Table: The Crowded Market for Small Devices
In just a year and a half, Handspring has sold more than 1 million handheld devices and grabbed more than a quarter of the exploding market.But it faces plenty of new challengers. Here's how the competition stacks up:
PALM INC. (PALM )
MARKET SHARE: 59%
PRODUCTS AND PRICES: m100, Palm IIIC, Palm V line, and Palm VII line; $150-$450
STRENGTHS: Market leader, with heavy brand recognition. It has signed up more than 150,000 developers to create software and hardware add-ons that will turn Palms into more than electronic organizers.
WEAKNESSES: The operating system is too simple to handle future applications such as video and voice recognition. It's difficult to connect to Microsoft Office products.
HANDSPRING INC. (HAND )
MARKET SHARE: 28%
PRODUCTS AND PRICES: Visor, Visor Edge, Visor Deluxe, Visor Platinum, and Visor Prism models; $150-$450

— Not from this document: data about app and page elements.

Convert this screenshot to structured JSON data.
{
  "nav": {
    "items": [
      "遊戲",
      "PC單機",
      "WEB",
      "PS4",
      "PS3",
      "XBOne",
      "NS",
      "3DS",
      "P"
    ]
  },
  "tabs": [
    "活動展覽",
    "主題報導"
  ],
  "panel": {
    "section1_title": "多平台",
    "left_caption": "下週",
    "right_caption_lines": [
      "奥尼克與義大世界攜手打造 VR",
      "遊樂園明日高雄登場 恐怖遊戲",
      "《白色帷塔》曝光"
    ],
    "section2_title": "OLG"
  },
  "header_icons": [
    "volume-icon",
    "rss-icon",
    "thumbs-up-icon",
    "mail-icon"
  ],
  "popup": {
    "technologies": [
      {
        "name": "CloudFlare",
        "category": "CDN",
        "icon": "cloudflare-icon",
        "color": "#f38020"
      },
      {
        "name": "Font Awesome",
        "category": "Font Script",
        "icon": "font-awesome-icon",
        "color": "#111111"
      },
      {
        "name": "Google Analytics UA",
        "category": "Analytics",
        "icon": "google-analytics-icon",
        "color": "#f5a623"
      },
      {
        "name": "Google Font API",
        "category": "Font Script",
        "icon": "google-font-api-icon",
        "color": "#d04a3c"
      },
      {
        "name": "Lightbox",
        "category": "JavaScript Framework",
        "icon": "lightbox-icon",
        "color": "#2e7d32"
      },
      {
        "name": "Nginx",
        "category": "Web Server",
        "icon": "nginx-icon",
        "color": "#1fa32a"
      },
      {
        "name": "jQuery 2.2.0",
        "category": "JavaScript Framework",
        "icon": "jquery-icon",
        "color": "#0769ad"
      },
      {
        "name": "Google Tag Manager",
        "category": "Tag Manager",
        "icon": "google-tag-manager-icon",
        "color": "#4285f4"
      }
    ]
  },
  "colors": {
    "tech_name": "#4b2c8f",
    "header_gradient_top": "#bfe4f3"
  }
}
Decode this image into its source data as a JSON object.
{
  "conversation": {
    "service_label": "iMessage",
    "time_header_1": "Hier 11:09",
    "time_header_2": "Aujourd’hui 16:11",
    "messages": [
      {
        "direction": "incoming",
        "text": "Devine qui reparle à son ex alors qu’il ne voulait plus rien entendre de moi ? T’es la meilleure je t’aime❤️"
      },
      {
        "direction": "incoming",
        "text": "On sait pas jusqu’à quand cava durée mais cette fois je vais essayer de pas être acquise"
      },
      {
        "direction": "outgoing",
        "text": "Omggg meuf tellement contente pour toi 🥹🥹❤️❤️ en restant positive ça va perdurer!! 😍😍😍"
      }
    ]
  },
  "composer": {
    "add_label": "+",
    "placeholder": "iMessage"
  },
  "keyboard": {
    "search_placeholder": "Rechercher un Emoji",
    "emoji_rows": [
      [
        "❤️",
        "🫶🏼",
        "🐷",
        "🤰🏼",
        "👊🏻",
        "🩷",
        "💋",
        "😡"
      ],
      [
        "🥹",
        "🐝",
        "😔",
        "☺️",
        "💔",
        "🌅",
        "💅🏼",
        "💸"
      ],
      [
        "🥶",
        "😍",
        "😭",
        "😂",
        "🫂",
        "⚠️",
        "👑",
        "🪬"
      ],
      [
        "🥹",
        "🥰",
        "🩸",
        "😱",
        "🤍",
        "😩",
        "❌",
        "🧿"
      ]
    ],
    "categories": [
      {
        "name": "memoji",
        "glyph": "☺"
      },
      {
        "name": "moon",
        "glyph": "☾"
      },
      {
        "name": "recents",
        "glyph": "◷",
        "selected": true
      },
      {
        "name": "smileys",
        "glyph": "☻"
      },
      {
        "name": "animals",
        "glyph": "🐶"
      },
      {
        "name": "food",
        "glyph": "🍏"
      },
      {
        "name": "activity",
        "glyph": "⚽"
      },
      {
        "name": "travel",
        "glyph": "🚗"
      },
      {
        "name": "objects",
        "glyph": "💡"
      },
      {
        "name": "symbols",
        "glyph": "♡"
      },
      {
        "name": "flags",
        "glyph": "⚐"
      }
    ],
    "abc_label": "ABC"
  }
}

STRENGTHS: Its plug-and-play slot turns the Visor into a cell phone, an MP3 player, and more. Visors can exchange data with PCs faster than some Palms.
WEAKNESSES: Does not include flash memory; models cannot be upgraded to allow for new features such as video and voice recognition when the Palm operating software it uses changes.
COMPAQ COMPUTER (CPQ )
MARKET SHARE: 3%
PRODUCTS AND PRICES: iPaq and Aero lines; $500-$600
STRENGTHS: Uses the Microsoft Pocket PC operating system. Pocket versions of Microsoft Windows, Office, and MP3 player are built in.
WEAKNESSES: Component shortages have limited supply. The complex Microsoft operating system makes it harder to quickly develop compelling new software applications.
HEWLETT-PACKARD CO. (HWP )
MARKET SHARE: 3%
PRODUCTS AND PRICES: Jornada Pocket PC and Jornada Handheld PCs; $500-$600
STRENGTHS: Massive processor and memory. Easily links to Microsoft Office and e-mail software.
WEAKNESSES: Weighs a relatively heavy nine ounces and has no built-in wireless capability. Because it runs on the Microsoft system, it has fewer developers than Palm.
Market share data: PC Data
Other data: Company reports, BusinessWeek